Manila is the capital city of the Philippines. It is one of the sixteen cities which, along with the municipality of Pateros, make up Metro Manila, the National Capital Region, that has an overall population of around 12 million. In addition, its total urban area, referring to its continuous urban expansion into the provinces of Bulacan, Cavite, Laguna, Rizal, and Batangas, has a population of 24,123,000.
The city of Manila is located on the eastern shore of Manila Bay and is bordered by the cities of Navotas and Caloocan to the north; Quezon City and San Juan to the northeast; Mandaluyong to the east; Makati to the southeast, and Pasay to the south. It has a total population of 1,652,171 making it the second most populous city in the Philippines, behind Quezon City. The populace inhabit a land area of only 2,498 hectares, making Manila arguably the most densely populated city in the world.

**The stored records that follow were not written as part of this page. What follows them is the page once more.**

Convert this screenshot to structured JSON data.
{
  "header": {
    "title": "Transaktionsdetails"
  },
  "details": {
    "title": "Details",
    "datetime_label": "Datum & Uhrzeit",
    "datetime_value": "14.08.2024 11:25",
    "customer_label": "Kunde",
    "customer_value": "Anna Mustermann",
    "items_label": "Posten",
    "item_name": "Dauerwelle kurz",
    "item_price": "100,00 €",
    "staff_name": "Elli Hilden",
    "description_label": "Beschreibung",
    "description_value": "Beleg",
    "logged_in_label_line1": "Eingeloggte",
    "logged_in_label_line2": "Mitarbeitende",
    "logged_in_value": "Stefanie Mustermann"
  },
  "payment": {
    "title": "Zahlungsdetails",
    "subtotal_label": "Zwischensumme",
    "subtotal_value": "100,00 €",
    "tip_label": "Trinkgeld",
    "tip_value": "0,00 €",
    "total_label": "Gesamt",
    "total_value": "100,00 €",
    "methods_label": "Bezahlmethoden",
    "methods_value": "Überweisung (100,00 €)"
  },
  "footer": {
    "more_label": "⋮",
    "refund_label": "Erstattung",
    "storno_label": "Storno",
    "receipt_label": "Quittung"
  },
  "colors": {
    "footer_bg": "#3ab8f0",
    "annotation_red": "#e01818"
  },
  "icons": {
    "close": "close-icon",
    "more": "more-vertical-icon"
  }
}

Manila (and more broadly speaking, Metro Manila) is the economic and political capital of the Philippines, home to extensive commerce and some of the most historically and culturally significant landmarks in the country, as well as the seat of the executive and judicial branches of the government. Manila was listed as a global city by the Globalization and World Cities Research Network in 2012. The Manila Galleon trade-route (c. 1565 to 1815), being the first instance in human-history wherein world-trade truly became global (previous world-trade routes had not yet crossed the Pacific and had not reached a global nature), made Manila a primordial foundation-stone of true globalization. Manila is the host to the Embassy of the United States in the Philippines and the Apostolic Nunciature to the Philippines.
Manila has many scientific and educational institutions, numerous sport facilities, and other culturally and historically significant venues. The city is politically divided into six legislative districts and geographically into: Binondo, Ermita, Intramuros, Malate, Paco, Pandacan, Port Area, Quiapo, Sampaloc, San Andres, San Miguel, San Nicolas, Santa Ana, Santa Cruz, Santa Mesa and Tondo. These districts were towns and parishes absorbed by Manila during the 19th Century.
The earliest written account of the city is the 10th-century Laguna Copperplate Inscription which describes a Malay kingdom in what is now Manila maintaining diplomatic relations with the Indianized Kingdom of Medang in modern-day Java. The city had preferential trade with Ming Dynasty China, which registered the place as “東都” (Dongdu). It then became a province of the Maharajanate of Majapahit and was called by its Sanskrit title, “षेलुरोन्ग्” (Selurong) before it was invaded by Brunei’s Sultan Bolkiah and renamed “كوتا سلودونڠ” (Kota Saludong) or simply Maynilà, from the word “Maynilad”, a native Tagalog term indicating the presence of Nila, a flowering mangrove plant once abundant in the area.
By the 15th century, it was nominally Islamized until the Spanish Conquistadors arrived via Mexico. They renamed the area Nuevo Reino de Castilla (New Kingdom of Castille) and shortened the nickname, Maynilà to Manila and using it as the official name.
Manila eventually became the center of Spanish activity in the Far East and one end of the Manila-Acapulco Galleon trade route linking Latin America and Asia. The city would eventually be given the moniker of the “Pearl of the Orient”, as a result of its central location in the vital Pacific sea trade routes. Several Chinese insurrections, local revolts, a British Occupation and a Sepoy mutiny also occurred shortly thereafter. Manila also saw the rise of the Philippine Revolution which was followed by the arrival of the Americans who made contributions to the city’s urban planning and development only to have most of those improvements lost in the devastation of World War II. Since then the city has been rebuilt and has rapidly grown.